A mineral is, broadly speaking, a solid chemical compound that occurs naturally in pure form.[1] Minerals are most commonly associated with rocks due to the presence of minerals within rocks.[2] These rocks may consist of one type of mineral, or may be an aggregate of two or more different types of minerals, spacially segregated into distinct phases. Compounds that occur only in living beings are usually excluded, but some minerals are often biogenic (such as calcite) or are organic compounds in the sense of chemistry (such as mellite). Moreover, living beings often synthesize inorganic minerals (such as hydroxylapatite) that also occur in rocks.

In geology and mineralogy, the term "mineral" is usually reserved for mineral species: crystalline compounds with a fairly well-defined chemical composition and a specific crystal structure.[3] Some natural solid substances without a definite crystalline structure, such as opal or obsidian, are then more properly called mineraloids.[4] If a chemical compound may occur naturally with different crystal structures, each structure is considered different mineral species. Thus, for example, quartz and stishovite are two different minerals consisting of the same compound, silicon dioxide.

The International Mineralogical Association (IMA) is the world's premier standard body for the definition and nomenclature of mineral species. As of March 2020, the IMA recognizes 5,562 official mineral species[5] out of more than 5,750 proposed or traditional ones.[6]

The chemical composition of a named mineral species may vary somewhat by the inclusion of small amounts of impurities. Specific varieties of a species sometimes have conventional or official names of their own.[7] For example, amethyst is a purple variety of the mineral species quartz. Some mineral species can have variable proportions of two or more chemical elements that occupy equivalent positions in the mineral's structure; for example, the formula of mackinawite is given as (Fe,Ni)
9
S
8
, meaning Fe
x
Ni
9-x
S
8
, where x is a variable number between 0 and 9. Sometimes a mineral with variable composition is split into separate species, more or less arbitrarily, forming a mineral group; that is the case of the silicates Ca
x
Mg
y
Fe
2-x-y
SiO
4
, the olivine group.

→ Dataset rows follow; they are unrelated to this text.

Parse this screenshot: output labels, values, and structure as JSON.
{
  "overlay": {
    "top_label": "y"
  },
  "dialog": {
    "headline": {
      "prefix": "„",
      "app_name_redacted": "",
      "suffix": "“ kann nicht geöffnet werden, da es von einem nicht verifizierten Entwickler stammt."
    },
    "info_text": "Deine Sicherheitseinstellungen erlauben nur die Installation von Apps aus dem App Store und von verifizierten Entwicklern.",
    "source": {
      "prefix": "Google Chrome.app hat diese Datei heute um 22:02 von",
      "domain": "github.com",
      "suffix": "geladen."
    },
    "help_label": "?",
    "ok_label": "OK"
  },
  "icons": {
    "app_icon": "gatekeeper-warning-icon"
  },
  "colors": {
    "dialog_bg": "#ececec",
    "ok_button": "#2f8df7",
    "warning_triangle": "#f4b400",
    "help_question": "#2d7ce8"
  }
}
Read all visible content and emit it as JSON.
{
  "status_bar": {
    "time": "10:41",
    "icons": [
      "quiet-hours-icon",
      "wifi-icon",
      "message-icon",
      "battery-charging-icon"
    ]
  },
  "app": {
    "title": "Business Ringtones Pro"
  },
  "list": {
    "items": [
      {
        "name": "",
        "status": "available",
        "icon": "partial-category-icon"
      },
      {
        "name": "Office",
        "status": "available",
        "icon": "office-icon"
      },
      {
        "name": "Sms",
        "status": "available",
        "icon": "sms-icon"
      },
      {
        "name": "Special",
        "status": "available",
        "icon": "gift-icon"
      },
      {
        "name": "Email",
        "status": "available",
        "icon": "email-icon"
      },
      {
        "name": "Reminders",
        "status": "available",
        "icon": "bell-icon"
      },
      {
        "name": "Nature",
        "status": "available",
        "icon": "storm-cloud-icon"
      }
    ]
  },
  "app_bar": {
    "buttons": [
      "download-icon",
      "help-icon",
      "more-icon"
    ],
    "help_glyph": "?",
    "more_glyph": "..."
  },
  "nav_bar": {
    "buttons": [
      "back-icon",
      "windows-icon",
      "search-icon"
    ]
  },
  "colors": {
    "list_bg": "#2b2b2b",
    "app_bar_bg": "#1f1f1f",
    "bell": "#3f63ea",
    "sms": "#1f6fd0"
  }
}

Besides the essential chemical composition and crystal structure, the description of a mineral species usually includes its common physical properties such as habit, hardness, lustre, diaphaneity, colour, streak, tenacity, cleavage, fracture, parting, specific gravity, magnetism, fluorescence, radioactivity, as well as its taste or smell and its reaction to acid.

Minerals are classified by key chemical constituents; the two dominant systems are the Dana classification and the Strunz classification. Silicate minerals comprise approximately 90% of the Earth's crust.[8] Other important mineral groups include the native elements, sulfides, oxides, halides, carbonates, sulfates, and phosphates.